I’m very much looking forward to the day when cloud-computing companies don’t present many of the same concerns endemic in the late 1990s and early 2000s of Internet companies.
salesforce.com, inc. (NYSE:CRM), in its most recent quarter, delivered incredible growth yet again: Revenue jumped 32% to $835 million as businesses continue their transition into the cloud in both social and mobile markets. Furthermore, salesforce.com, inc. (NYSE:CRM)’s revenue stream is almost entirely recurring, meaning there’s safety in its quarterly cash flow statements.
On the flip side, salesforce.com, inc. (NYSE:CRM) also presents catch-22s such as needing to expand rapidly in order to secure new clients. The higher-than-normal expenses related to customer capture have constrained salesforce.com, inc. (NYSE:CRM)’s profit potential and place the company at a frothy 74 times next year’s EPS projections. The other factor to consider here is that the law of big numbers says Salesforce’s growth rate is going to slow. In fiscal 2013, revenue grew by 32%. In the upcoming year, salesforce.com, inc. (NYSE:CRM) is projecting sales growth of just 27% to 28% — and who knows how that might be affected by the sequester or the Patient Protection and Affordable Care Act, which have caused many businesses to remain cautious in their spending habits.
While I have a hard time denying that Salesforce is a cloud juggernaut, I have an easy time understanding why short-sellers are skeptical with its astronomical valuation. I do believe the short-sellers may have some room to be pessimistic over the near term until Salesforce’s bottom line catches up to its current market value.
Will weak metal prices prove short-sellers right?
Caterpillar Inc. (NYSE:CAT) might be a monster among its peers with regard to manufacturing heavy machinery, but it’s acted more like a kitty-cat in recent months.
In September, Caterpillar Inc. (NYSE:CAT) lowered its 2015 EPS outlook to a range of $12 to $18 from a previous outlook of $15 to $20 because many global miners had reduced their capital expenditures forecast. I’m certain most capex budgets have become even sketchier with gold prices dipping $200 per ounce over just the past couple of weeks. Yet, Caterpillar Inc. (NYSE:CAT) — in spite of its 2013 outlook being cut in the first quarter — and its heavy-manufacturing peer Deere & Company (NYSE:DE) both look poised to take advantage of any strength overseas.

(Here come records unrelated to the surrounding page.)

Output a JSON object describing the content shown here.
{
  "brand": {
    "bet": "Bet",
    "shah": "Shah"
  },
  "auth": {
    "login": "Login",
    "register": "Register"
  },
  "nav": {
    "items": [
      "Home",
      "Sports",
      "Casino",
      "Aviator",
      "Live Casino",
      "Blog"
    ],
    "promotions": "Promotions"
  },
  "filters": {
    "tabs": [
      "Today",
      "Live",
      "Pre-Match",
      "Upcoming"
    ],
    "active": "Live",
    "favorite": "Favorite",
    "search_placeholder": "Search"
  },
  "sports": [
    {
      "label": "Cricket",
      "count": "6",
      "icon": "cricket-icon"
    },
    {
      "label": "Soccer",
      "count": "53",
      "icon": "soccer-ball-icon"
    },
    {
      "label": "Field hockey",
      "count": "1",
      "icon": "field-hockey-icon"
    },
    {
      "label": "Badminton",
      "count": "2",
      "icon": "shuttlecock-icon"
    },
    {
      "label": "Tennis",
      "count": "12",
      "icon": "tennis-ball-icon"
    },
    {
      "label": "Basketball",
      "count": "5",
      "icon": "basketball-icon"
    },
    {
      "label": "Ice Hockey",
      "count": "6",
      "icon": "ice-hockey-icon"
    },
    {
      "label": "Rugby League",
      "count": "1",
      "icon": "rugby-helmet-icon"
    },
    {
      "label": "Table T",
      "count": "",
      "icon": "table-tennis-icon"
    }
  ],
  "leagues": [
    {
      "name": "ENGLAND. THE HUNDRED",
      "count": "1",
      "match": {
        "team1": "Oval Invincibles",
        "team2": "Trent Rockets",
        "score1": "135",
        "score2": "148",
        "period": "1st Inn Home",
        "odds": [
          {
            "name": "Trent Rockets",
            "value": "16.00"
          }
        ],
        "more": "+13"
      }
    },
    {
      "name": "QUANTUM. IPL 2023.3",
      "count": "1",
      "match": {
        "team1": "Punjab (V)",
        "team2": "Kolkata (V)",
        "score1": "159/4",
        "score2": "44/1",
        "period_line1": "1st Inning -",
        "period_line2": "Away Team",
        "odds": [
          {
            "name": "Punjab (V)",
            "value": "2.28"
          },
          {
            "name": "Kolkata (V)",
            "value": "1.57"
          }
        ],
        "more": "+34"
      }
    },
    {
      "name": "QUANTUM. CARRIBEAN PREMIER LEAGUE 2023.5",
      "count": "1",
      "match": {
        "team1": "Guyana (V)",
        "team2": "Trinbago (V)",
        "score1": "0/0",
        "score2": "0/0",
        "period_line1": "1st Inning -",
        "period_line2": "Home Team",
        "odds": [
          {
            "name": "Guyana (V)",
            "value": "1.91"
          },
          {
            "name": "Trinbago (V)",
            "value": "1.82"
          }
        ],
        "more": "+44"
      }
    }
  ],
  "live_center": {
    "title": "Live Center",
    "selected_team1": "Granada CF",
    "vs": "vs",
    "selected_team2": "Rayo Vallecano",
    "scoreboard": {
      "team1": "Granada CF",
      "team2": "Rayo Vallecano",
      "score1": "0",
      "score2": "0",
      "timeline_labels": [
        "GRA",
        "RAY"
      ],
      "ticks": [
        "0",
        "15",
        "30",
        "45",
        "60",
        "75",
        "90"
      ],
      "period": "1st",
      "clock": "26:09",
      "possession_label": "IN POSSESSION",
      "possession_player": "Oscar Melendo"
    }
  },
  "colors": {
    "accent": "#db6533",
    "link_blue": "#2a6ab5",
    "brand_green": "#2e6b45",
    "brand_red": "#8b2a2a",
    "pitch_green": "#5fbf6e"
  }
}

While certain aspects of mining may struggle to find their footing until global stock markets stop their perpetual uptrends, there are ample growth opportunities in overseas markets for Caterpillar Inc. (NYSE:CAT) and Deere’s construction equipment — especially in Asia and South America. Sales growth in China, while slower than expected for Caterpillar Inc. (NYSE:CAT), did point to lower machine inventory and a steady trend of outperformance to many other overseas markets. For Deere & Company (NYSE:DE), sales outside the U.S. rose by 9% in its first-quarter results reported last week.